What happens when asteroids head for Earth? Most don't make it through the atmosphere. This comic strip, a supplement to the Hall of Meteorites Educator's Guide, uses detailed cross-section drawings to show what happens when one does.
In this activity, learners explore the size and scale of the universe by shrinking cosmic scale in 4 steps, zooming out from the realm of the Earth and Moon to the realm of the galaxies. This informational brochure was designed as a follow-up take-home activity for teen and adult audiences. It can follow informal education activities where participants have experienced related space science programming. This activity allows participants to explore ideas of size and scale in the universe at their own pace.

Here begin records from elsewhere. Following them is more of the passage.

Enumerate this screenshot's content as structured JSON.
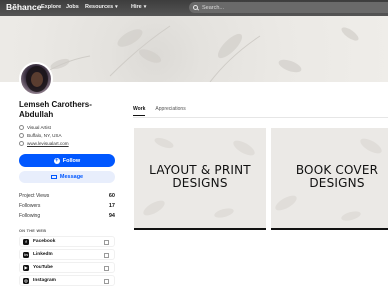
{
  "header": {
    "logo": "Bēhance",
    "nav": [
      {
        "label": "Explore"
      },
      {
        "label": "Jobs"
      },
      {
        "label": "Resources",
        "chevron": "▾"
      },
      {
        "label": "Hire",
        "chevron": "▾"
      }
    ],
    "search": {
      "placeholder": "Search..."
    }
  },
  "profile": {
    "name": "Lemseh Carothers-Abdullah",
    "occupation": "Visual Artist",
    "location": "Buffalo, NY, USA",
    "website": "www.levisualart.com"
  },
  "actions": {
    "follow": "Follow",
    "message": "Message"
  },
  "stats": [
    {
      "label": "Project Views",
      "value": "60"
    },
    {
      "label": "Followers",
      "value": "17"
    },
    {
      "label": "Following",
      "value": "94"
    }
  ],
  "web": {
    "title": "ON THE WEB",
    "links": [
      {
        "label": "Facebook",
        "icon": "facebook-icon",
        "glyph": "f"
      },
      {
        "label": "LinkedIn",
        "icon": "linkedin-icon",
        "glyph": "in"
      },
      {
        "label": "YouTube",
        "icon": "youtube-icon",
        "glyph": "▶"
      },
      {
        "label": "Instagram",
        "icon": "instagram-icon",
        "glyph": "◎"
      }
    ]
  },
  "tabs": [
    {
      "label": "Work"
    },
    {
      "label": "Appreciations"
    }
  ],
  "projects": [
    {
      "title": "LAYOUT & PRINT DESIGNS"
    },
    {
      "title": "BOOK COVER DESIGNS"
    }
  ],
  "colors": {
    "accent": "#0057ff",
    "topbar": "#4a4a4a"
  }
}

This is an activity about structures in space. Learners will construct two different types of trusses to develop an understanding of engineering design for truss structures and the role of shapes in the strength of structures. For optimum completion - this activity should span 3 class periods to allow the glue on the structures to dry. This is engineering activity 1 of 2 found in the ISS L.A.B.S. Educator Resource Guide.

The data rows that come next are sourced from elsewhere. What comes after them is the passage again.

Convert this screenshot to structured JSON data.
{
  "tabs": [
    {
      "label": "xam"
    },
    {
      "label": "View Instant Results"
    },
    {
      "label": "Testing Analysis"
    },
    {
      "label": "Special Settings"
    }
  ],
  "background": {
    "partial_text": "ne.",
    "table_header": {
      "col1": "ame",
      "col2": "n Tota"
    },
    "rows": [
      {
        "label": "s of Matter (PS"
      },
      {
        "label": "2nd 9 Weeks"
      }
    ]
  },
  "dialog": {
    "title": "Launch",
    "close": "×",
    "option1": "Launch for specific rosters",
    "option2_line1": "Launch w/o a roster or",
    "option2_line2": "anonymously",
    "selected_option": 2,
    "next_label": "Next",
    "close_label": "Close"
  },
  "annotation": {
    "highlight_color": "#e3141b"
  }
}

This is an activity about the orbit of the ISS around the Earth. Leaners will investigate the relationship between speed, distance, and orbits as they investigate how quickly the ISS can travel to take a picture of an erupting volcano. This is mathematics activity 2 of 2 found in the ISS L.A.B.S. Educator Resource Guide.
This is an activity about orbital mechanics. Learners will investigate how lateral velocity affects the orbit of a spacecraft such as the ISS. Mathematical extensions are provided. This is science activity 1 of 2 found in the ISS L.A.B.S. Educator Resource Guide.
This is a lesson about crystal growth. Leaners will grow a sugar crystal and learn how this relates to growing protein crystals in space. The lack of gravity allows scientists on the space station to grow big, almost perfect crystals, which are used to help design new medicines. This is science activity 2 of 2 found in the ISS L.A.B.S. Educator Resource Guide.
This lesson provides a way for students to determine the relationship between the distance from a light source and its brightness. Once students discover the relationship, they can begin to understand how astronomers use this knowledge to determine the distances to stars and far away galaxies.